Winning Bidders Get the Applause With BC-Home Auctions
NEWPORT, R.I. (AP) _ It looked like a television game show setup, replete with hundreds of spectators, a gavel-bashing host and a raucous band that exhorted the audience to applaud the best players.
But the business at hand in the Newport Marriott Hotel wasn’t a contest for winning cash, cars or washer-dryers. The players were homebuyers and investors, and the prizes were prime pieces of New England property, sold at auction by developers under pressure because of a weak real estate market.
Auction day was a Saturday afternoon in late July, with about 500 people jammed into the ballroom of the hotel in this quaint waterfront town known for its swank mansions, sailboat racing and summertime jazz.
Most prospective buyers already had toured the properties to be auctioned, two fancy-sounding subdivisions named Butterfly Estates and Weekapaug Bluffs in nearby Rhode Island communities. The units for sale ranged from empty lots to townhouse condos.
Prospective bidders came to Newport with the plot numbers of their favorite sites in hand, hoping to win one at a fraction of the original asking price.

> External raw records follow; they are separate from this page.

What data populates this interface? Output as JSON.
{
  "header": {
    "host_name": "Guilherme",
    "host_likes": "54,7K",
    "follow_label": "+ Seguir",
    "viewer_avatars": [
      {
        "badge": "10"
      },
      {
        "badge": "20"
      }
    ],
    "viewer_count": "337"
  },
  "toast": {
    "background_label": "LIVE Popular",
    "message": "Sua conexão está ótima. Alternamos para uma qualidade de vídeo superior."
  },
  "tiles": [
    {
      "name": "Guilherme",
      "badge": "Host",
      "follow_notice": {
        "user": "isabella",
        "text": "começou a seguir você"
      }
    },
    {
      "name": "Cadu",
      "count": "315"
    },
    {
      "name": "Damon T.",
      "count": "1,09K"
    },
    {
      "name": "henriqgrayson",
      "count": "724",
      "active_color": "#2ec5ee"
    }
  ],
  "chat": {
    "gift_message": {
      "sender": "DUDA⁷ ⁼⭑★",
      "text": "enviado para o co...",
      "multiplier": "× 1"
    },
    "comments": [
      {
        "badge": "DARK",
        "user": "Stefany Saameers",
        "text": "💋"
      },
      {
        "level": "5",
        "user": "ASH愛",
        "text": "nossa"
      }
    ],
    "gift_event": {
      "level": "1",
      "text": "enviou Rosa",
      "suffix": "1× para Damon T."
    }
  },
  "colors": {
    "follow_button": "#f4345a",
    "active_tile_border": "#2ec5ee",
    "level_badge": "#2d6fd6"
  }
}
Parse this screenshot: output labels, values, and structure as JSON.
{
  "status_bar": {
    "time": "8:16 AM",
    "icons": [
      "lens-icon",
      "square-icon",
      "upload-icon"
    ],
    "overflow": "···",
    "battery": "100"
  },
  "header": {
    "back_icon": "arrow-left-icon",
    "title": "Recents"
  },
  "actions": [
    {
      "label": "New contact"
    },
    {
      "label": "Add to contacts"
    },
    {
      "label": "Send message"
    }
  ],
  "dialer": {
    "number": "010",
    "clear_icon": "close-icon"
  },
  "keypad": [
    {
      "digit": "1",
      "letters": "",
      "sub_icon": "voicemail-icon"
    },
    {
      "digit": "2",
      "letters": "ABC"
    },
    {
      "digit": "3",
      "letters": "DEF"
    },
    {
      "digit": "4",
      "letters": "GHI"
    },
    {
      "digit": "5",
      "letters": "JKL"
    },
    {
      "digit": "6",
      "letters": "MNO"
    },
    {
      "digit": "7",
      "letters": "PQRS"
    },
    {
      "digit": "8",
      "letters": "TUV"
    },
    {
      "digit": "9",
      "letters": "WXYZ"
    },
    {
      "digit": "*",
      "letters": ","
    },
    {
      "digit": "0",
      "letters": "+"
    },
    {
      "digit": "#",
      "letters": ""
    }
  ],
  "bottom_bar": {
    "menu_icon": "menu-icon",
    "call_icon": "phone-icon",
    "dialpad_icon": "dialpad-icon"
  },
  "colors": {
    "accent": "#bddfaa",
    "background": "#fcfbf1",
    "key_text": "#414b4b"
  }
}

The bar outside the ballroom didn’t do much business, just a few beers and glasses of wine. Inside, a three-piece combo played while auction-goers milled about discussing the sites.
After company president Steven L. Good outlined the proceedings, auctioneer Gordon Green led the group through a mock-auction as bid-spotters worked the crowd. The practice auction involved Newport mansions, and the phony bids were in the millions.
Green managed to keep the crowd, for the most part quiet and reserved, laughing and interested.
″With a name like Weekapaug Bluffs, these lots have got to be good,″ he said.
Weekapaug, in the coastal town of Westerly, was built in 1988 when the value of oceanfront property was rising dramatically. The units are within walking distance of two golf courses and have a view of Block Island Sound.
Bidding started at $65,000 on the Weekapaug Bluffs condos, originally priced at $285,000 to $325,000. Offers shot up to $140,000 in 25 seconds. Two minutes later, the first auctioned unit sold for $142,000.
The next went for $140,000, and after that prices leveled off around $138,000. Forty-five minutes into the auction, the units were being snapped up for about $131,000.
To the auctioneer’s left, signs representing the auctioned units were moved from the ″Available″ board to the ″Sold″ sign.
After each winning bid, the band would strike up a jaunty tune as the buyer moved to the front of the ballroom, like a game show contestant receiving his prize. The crowd clapped.
After the buyer filled out the necessary paperwork and put down deposits, he was escorted to the ″mortgage rooms″ on the other side of the floor to work out details with representatives from Rhode Island’s Fleet National Bank, which offered financing.
Dennis and Debra Rider, of Enfield, Conn., claimed the seventh unit sold for $137,500. The Newport auction was the first for the Riders, who bought the Weekapaug Bluffs property as an investment and don’t plan to move there.
″We got caught up in the excitement of it all,″ Dennis Rider said later. He ended up paying about $2,500 more than he wanted to, ″but we got the style we wanted.″
Why did they do it? ″The price and the willingness of the banks to work with us,″ he said.
When the day was over, Sheldon Good & Co. had pulled in $4.6 million in total sales, said company spokesman Terrence Kaye. That included 21 condos sold at the Weekapaug Bluffs site, and 31 of 34 plots of land at Butterfly Estates.
The Butterfly lots, in the town of Lincoln, originally were priced at $100,000 to $400,000, but went for $50,000 to $82,000.
Some prospective buyers left disappointed they hadn’t ventured any bids.
″We considered buying,″ said Cleve Elswick of Warwick, R.I. ″but it was a little bit higher than what we wanted to pay. Of course, the prices went down.″
Nonetheless, Elswick, who works in real estate, and his wife, Ruth, came away with a newfound admiration for property auctions - mainly because there weren’t any pushy real estate agents in bright blazers shoving contracts in their faces.
″Here you have total control of yourself,″ he said.
End adv for Sunday Aug. 12